Segment Start: RECORDS
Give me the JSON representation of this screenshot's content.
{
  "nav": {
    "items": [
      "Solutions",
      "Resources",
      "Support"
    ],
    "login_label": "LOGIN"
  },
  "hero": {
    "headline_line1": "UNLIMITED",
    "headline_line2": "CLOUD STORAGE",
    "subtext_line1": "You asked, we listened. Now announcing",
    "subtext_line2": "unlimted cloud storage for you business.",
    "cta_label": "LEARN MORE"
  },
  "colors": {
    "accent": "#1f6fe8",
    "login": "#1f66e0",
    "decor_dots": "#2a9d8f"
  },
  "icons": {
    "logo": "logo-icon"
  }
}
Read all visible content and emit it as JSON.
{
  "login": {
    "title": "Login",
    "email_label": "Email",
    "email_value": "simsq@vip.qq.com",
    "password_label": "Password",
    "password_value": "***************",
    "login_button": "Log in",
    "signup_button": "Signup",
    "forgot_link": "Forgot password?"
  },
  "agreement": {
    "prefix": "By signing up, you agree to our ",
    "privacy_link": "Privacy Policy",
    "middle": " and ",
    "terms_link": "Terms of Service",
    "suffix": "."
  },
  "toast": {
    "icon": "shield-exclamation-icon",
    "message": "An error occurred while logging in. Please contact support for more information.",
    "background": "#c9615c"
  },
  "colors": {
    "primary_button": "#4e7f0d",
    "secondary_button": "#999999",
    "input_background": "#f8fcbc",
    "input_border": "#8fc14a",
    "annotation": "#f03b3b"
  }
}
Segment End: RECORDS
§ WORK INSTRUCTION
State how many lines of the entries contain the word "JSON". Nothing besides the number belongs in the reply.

§ WRITTEN REPLY
2